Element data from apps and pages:

-- Opening Marker --

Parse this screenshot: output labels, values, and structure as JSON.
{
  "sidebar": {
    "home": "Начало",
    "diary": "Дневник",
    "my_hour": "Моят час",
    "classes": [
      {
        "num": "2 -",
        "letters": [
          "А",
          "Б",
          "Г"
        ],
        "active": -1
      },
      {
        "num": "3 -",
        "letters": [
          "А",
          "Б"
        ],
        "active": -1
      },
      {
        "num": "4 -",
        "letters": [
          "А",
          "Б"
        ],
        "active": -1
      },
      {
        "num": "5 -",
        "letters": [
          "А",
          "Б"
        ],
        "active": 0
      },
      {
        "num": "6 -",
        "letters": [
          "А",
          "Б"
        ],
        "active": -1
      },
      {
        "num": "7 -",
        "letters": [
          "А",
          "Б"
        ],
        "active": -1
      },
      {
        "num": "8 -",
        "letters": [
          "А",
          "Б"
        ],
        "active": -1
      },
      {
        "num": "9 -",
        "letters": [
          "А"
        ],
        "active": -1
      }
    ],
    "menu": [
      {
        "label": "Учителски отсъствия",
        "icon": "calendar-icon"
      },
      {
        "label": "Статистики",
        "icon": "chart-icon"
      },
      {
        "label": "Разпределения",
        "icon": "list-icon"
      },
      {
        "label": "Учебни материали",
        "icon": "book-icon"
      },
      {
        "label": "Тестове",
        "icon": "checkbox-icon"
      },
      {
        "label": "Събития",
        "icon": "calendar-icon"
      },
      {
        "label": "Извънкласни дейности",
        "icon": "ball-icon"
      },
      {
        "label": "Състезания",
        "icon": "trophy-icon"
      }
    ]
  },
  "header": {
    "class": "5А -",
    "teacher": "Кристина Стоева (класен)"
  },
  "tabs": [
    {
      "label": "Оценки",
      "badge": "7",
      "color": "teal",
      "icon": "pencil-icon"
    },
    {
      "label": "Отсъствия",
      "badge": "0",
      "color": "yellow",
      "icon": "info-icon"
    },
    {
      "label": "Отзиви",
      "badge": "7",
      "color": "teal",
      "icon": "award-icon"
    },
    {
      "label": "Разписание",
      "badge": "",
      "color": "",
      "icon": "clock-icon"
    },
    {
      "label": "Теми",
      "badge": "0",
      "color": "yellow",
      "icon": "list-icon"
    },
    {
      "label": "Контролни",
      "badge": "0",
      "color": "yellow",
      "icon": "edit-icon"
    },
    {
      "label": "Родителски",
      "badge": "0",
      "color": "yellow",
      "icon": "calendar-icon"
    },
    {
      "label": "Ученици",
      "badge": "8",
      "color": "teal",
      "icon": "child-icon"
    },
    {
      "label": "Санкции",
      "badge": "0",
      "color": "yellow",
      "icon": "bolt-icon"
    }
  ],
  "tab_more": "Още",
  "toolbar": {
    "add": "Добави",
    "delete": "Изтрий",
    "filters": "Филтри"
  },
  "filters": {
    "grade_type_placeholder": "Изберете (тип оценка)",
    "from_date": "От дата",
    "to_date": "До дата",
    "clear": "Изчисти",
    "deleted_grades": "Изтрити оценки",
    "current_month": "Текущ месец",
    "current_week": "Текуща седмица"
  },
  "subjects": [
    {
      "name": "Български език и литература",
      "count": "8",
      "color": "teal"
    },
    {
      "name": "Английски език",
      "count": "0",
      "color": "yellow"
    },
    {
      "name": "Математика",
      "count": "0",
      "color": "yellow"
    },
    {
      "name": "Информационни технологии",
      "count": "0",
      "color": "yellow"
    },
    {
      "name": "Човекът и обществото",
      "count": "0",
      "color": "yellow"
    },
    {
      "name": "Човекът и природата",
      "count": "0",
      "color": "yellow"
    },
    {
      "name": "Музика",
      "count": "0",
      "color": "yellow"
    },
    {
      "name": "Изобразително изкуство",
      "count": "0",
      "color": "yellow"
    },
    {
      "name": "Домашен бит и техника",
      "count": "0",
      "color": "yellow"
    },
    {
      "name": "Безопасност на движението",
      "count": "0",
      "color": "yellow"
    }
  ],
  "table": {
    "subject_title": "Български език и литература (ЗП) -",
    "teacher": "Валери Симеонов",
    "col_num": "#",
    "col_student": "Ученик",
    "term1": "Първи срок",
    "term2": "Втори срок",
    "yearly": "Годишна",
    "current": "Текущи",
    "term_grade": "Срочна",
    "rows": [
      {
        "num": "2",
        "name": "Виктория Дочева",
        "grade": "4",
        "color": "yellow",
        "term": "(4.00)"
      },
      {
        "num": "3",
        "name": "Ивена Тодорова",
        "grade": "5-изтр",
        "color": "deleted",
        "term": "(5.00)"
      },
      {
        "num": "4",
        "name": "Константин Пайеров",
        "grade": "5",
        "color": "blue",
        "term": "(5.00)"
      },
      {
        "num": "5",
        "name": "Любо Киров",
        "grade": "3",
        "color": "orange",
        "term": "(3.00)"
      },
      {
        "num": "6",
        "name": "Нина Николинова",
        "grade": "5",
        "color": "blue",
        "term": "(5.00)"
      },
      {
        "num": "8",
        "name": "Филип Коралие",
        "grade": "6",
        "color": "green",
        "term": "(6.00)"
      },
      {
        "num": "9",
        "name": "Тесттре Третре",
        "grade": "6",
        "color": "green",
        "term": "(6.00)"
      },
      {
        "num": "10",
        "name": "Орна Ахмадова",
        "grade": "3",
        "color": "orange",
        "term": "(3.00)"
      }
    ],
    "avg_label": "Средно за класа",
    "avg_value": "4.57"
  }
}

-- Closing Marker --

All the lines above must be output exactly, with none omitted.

> [Output of the exercise]
Parse this screenshot: output labels, values, and structure as JSON.
{
  "sidebar": {
    "home": "Начало",
    "diary": "Дневник",
    "my_hour": "Моят час",
    "classes": [
      {
        "num": "2 -",
        "letters": [
          "А",
          "Б",
          "Г"
        ],
        "active": -1
      },
      {
        "num": "3 -",
        "letters": [
          "А",
          "Б"
        ],
        "active": -1
      },
      {
        "num": "4 -",
        "letters": [
          "А",
          "Б"
        ],
        "active": -1
      },
      {
        "num": "5 -",
        "letters": [
          "А",
          "Б"
        ],
        "active": 0
      },
      {
        "num": "6 -",
        "letters": [
          "А",
          "Б"
        ],
        "active": -1
      },
      {
        "num": "7 -",
        "letters": [
          "А",
          "Б"
        ],
        "active": -1
      },
      {
        "num": "8 -",
        "letters": [
          "А",
          "Б"
        ],
        "active": -1
      },
      {
        "num": "9 -",
        "letters": [
          "А"
        ],
        "active": -1
      }
    ],
    "menu": [
      {
        "label": "Учителски отсъствия",
        "icon": "calendar-icon"
      },
      {
        "label": "Статистики",
        "icon": "chart-icon"
      },
      {
        "label": "Разпределения",
        "icon": "list-icon"
      },
      {
        "label": "Учебни материали",
        "icon": "book-icon"
      },
      {
        "label": "Тестове",
        "icon": "checkbox-icon"
      },
      {
        "label": "Събития",
        "icon": "calendar-icon"
      },
      {
        "label": "Извънкласни дейности",
        "icon": "ball-icon"
      },
      {
        "label": "Състезания",
        "icon": "trophy-icon"
      }
    ]
  },
  "header": {
    "class": "5А -",
    "teacher": "Кристина Стоева (класен)"
  },
  "tabs": [
    {
      "label": "Оценки",
      "badge": "7",
      "color": "teal",
      "icon": "pencil-icon"
    },
    {
      "label": "Отсъствия",
      "badge": "0",
      "color": "yellow",
      "icon": "info-icon"
    },
    {
      "label": "Отзиви",
      "badge": "7",
      "color": "teal",
      "icon": "award-icon"
    },
    {
      "label": "Разписание",
      "badge": "",
      "color": "",
      "icon": "clock-icon"
    },
    {
      "label": "Теми",
      "badge": "0",
      "color": "yellow",
      "icon": "list-icon"
    },
    {
      "label": "Контролни",
      "badge": "0",
      "color": "yellow",
      "icon": "edit-icon"
    },
    {
      "label": "Родителски",
      "badge": "0",
      "color": "yellow",
      "icon": "calendar-icon"
    },
    {
      "label": "Ученици",
      "badge": "8",
      "color": "teal",
      "icon": "child-icon"
    },
    {
      "label": "Санкции",
      "badge": "0",
      "color": "yellow",
      "icon": "bolt-icon"
    }
  ],
  "tab_more": "Още",
  "toolbar": {
    "add": "Добави",
    "delete": "Изтрий",
    "filters": "Филтри"
  },
  "filters": {
    "grade_type_placeholder": "Изберете (тип оценка)",
    "from_date": "От дата",
    "to_date": "До дата",
    "clear": "Изчисти",
    "deleted_grades": "Изтрити оценки",
    "current_month": "Текущ месец",
    "current_week": "Текуща седмица"
  },
  "subjects": [
    {
      "name": "Български език и литература",
      "count": "8",
      "color": "teal"
    },
    {
      "name": "Английски език",
      "count": "0",
      "color": "yellow"
    },
    {
      "name": "Математика",
      "count": "0",
      "color": "yellow"
    },
    {
      "name": "Информационни технологии",
      "count": "0",
      "color": "yellow"
    },
    {
      "name": "Човекът и обществото",
      "count": "0",
      "color": "yellow"
    },
    {
      "name": "Човекът и природата",
      "count": "0",
      "color": "yellow"
    },
    {
      "name": "Музика",
      "count": "0",
      "color": "yellow"
    },
    {
      "name": "Изобразително изкуство",
      "count": "0",
      "color": "yellow"
    },
    {
      "name": "Домашен бит и техника",
      "count": "0",
      "color": "yellow"
    },
    {
      "name": "Безопасност на движението",
      "count": "0",
      "color": "yellow"
    }
  ],
  "table": {
    "subject_title": "Български език и литература (ЗП) -",
    "teacher": "Валери Симеонов",
    "col_num": "#",
    "col_student": "Ученик",
    "term1": "Първи срок",
    "term2": "Втори срок",
    "yearly": "Годишна",
    "current": "Текущи",
    "term_grade": "Срочна",
    "rows": [
      {
        "num": "2",
        "name": "Виктория Дочева",
        "grade": "4",
        "color": "yellow",
        "term": "(4.00)"
      },
      {
        "num": "3",
        "name": "Ивена Тодорова",
        "grade": "5-изтр",
        "color": "deleted",
        "term": "(5.00)"
      },
      {
        "num": "4",
        "name": "Константин Пайеров",
        "grade": "5",
        "color": "blue",
        "term": "(5.00)"
      },
      {
        "num": "5",
        "name": "Любо Киров",
        "grade": "3",
        "color": "orange",
        "term": "(3.00)"
      },
      {
        "num": "6",
        "name": "Нина Николинова",
        "grade": "5",
        "color": "blue",
        "term": "(5.00)"
      },
      {
        "num": "8",
        "name": "Филип Коралие",
        "grade": "6",
        "color": "green",
        "term": "(6.00)"
      },
      {
        "num": "9",
        "name": "Тесттре Третре",
        "grade": "6",
        "color": "green",
        "term": "(6.00)"
      },
      {
        "num": "10",
        "name": "Орна Ахмадова",
        "grade": "3",
        "color": "orange",
        "term": "(3.00)"
      }
    ],
    "avg_label": "Средно за класа",
    "avg_value": "4.57"
  }
}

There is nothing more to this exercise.